# What this task involves
Search the material for the string "JSON" and reply with how many lines contain it, nothing else.

# Records provided
#####
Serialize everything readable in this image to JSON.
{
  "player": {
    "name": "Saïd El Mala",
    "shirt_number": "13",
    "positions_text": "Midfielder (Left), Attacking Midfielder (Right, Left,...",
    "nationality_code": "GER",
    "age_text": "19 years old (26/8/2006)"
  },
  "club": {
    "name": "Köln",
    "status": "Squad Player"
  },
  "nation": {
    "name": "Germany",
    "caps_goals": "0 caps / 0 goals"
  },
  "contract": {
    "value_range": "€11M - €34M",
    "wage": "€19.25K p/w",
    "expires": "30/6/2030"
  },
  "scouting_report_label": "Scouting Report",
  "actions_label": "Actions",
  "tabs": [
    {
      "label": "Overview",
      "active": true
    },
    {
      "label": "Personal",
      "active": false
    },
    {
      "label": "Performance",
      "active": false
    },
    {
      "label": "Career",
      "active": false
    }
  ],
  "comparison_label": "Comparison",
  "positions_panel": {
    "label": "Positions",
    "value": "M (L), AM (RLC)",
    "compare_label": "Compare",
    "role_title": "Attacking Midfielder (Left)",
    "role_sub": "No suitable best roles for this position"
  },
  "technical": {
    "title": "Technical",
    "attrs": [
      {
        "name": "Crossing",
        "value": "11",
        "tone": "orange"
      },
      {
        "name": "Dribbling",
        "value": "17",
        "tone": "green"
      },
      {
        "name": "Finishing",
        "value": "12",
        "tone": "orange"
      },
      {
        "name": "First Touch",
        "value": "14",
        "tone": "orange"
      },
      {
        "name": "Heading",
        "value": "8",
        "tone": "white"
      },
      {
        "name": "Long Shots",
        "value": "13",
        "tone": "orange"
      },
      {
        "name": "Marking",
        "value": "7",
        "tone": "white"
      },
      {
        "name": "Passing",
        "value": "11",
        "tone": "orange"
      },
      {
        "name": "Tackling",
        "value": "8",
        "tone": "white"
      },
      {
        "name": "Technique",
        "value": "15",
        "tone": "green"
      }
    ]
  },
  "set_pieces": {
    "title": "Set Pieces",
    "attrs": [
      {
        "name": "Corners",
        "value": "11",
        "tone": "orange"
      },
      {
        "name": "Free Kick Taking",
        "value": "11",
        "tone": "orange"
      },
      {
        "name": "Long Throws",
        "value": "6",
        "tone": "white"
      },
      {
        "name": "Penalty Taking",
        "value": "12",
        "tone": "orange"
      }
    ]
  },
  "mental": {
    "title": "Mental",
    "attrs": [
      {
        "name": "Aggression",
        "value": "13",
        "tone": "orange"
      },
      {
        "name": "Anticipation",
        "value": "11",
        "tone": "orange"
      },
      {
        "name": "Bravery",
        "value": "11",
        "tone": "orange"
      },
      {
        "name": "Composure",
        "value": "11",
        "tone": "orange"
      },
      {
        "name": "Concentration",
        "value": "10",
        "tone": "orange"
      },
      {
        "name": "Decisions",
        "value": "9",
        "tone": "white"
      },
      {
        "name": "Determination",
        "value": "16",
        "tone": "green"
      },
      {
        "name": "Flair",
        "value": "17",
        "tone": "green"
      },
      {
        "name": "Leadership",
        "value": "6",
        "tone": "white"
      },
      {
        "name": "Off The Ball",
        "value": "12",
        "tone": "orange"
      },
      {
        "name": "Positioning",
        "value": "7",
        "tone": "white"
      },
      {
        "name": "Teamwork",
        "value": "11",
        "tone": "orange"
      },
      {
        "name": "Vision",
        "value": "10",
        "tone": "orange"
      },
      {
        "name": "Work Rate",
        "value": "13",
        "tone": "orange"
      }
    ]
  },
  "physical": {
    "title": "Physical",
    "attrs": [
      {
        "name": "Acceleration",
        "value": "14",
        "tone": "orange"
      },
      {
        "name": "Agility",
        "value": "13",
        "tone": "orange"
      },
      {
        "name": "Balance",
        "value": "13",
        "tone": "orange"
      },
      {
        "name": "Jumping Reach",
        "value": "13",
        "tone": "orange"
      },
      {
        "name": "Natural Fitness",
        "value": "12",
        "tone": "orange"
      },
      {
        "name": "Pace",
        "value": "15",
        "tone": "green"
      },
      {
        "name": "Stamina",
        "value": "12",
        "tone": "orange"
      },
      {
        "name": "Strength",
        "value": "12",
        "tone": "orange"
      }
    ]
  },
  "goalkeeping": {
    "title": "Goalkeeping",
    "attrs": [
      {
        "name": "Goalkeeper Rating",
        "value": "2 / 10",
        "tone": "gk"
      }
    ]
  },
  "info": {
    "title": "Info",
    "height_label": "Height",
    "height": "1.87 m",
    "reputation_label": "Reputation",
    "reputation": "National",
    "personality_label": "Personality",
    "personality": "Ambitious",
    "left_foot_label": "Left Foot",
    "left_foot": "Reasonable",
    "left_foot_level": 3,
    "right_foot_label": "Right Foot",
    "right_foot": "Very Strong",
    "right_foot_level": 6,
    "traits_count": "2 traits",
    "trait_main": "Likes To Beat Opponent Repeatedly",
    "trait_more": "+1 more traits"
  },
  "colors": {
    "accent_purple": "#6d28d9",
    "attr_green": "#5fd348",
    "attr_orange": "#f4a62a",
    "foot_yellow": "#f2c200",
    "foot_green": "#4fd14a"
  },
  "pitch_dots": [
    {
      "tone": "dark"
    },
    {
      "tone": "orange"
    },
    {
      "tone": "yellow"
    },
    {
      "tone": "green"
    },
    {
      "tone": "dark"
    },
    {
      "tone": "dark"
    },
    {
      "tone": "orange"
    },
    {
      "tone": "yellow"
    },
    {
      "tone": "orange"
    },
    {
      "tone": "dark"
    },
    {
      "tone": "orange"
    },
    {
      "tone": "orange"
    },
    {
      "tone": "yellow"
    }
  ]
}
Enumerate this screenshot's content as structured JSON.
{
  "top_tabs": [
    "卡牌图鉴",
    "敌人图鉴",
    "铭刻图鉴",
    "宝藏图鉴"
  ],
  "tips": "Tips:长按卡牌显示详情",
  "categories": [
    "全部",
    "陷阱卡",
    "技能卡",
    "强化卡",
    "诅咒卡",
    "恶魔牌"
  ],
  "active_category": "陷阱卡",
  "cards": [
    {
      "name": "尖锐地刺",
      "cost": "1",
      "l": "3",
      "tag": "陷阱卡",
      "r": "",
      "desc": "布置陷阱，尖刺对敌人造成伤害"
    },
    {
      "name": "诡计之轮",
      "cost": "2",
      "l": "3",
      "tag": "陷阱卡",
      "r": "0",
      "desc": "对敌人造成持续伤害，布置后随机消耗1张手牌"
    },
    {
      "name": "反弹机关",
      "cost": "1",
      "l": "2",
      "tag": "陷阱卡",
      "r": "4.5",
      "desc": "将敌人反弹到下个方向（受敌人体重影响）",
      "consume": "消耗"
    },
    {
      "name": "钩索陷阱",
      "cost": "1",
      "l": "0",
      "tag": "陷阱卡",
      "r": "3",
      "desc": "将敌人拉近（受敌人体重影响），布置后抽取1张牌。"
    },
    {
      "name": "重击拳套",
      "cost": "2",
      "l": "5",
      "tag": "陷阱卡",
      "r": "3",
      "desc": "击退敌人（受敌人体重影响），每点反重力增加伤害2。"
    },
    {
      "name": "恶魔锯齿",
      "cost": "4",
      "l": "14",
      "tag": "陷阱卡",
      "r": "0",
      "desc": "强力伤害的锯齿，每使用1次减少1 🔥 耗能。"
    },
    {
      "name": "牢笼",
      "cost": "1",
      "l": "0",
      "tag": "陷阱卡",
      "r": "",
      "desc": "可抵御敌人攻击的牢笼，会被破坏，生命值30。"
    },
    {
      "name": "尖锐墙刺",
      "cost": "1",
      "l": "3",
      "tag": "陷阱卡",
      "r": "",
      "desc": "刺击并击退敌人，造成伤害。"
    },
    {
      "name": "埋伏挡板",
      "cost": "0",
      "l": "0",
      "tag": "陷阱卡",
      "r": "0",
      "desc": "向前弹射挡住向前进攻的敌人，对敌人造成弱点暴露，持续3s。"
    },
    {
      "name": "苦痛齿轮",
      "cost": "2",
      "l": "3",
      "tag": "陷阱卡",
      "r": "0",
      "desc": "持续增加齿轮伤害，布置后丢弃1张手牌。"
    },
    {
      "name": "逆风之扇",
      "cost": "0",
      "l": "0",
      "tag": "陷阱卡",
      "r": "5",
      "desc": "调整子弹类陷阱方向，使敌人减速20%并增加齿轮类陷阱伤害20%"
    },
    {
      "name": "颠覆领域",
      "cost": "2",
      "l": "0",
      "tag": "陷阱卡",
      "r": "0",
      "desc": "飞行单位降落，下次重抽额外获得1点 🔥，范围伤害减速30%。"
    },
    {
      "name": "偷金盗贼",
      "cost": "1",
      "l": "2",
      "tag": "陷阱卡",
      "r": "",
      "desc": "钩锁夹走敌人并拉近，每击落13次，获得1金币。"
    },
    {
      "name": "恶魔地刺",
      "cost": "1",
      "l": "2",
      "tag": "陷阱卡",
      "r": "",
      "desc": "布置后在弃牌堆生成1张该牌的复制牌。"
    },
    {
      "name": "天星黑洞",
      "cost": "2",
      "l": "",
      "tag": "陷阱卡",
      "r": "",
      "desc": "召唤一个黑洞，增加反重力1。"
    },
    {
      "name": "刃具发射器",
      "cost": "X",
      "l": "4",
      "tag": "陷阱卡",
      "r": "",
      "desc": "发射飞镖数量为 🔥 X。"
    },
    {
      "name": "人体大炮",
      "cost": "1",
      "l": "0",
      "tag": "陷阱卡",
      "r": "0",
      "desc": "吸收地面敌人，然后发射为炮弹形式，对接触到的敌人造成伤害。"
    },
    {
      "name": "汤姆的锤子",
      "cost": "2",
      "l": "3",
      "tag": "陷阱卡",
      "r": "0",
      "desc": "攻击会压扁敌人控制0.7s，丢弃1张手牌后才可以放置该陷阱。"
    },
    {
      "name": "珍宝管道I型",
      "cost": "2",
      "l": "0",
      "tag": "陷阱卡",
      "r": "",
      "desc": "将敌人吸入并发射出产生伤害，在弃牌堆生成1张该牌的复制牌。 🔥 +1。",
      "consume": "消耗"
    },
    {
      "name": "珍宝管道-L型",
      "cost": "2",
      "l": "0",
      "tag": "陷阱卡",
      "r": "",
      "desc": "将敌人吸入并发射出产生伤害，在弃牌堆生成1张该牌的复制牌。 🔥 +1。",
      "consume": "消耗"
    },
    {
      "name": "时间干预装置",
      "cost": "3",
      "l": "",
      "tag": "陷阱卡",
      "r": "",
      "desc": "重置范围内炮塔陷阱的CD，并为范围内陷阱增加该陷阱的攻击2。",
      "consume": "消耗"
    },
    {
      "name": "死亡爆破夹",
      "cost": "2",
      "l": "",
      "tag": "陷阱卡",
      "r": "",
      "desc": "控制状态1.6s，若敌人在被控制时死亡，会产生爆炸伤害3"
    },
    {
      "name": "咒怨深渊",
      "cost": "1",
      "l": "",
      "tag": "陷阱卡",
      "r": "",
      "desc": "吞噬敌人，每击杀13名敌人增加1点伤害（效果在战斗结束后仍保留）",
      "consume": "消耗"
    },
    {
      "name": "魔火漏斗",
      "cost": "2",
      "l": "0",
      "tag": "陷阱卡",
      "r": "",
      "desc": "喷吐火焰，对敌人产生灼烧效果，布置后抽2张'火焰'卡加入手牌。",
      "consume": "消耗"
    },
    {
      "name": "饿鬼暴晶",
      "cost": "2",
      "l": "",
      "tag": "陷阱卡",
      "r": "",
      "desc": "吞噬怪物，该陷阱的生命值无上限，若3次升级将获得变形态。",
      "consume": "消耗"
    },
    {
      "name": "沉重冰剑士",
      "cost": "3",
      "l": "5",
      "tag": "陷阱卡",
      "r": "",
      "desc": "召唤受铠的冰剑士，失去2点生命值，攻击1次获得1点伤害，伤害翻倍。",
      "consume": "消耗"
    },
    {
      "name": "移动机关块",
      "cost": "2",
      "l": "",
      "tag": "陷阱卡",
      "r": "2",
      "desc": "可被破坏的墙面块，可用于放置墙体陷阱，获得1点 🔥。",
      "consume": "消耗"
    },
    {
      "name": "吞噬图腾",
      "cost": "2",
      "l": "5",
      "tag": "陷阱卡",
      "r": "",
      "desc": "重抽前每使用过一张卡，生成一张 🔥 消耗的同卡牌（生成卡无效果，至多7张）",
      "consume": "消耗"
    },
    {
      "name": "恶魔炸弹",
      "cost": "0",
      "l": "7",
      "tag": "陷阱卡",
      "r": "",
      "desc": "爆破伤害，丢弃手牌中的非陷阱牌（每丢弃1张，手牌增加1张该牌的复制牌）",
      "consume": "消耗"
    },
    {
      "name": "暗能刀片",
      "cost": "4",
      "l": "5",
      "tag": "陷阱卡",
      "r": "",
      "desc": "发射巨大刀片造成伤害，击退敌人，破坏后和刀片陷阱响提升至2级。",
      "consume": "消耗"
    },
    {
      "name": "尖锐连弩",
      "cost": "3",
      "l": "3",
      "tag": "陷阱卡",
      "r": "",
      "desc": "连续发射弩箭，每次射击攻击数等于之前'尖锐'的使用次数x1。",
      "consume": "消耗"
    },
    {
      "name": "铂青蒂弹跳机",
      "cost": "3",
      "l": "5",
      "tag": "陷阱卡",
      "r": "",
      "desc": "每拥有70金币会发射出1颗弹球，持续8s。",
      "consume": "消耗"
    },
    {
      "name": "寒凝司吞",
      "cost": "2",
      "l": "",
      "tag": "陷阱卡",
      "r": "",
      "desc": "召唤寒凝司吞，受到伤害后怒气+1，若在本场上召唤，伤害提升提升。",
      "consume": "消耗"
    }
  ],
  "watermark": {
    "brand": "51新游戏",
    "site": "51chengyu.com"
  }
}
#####
# Answer
2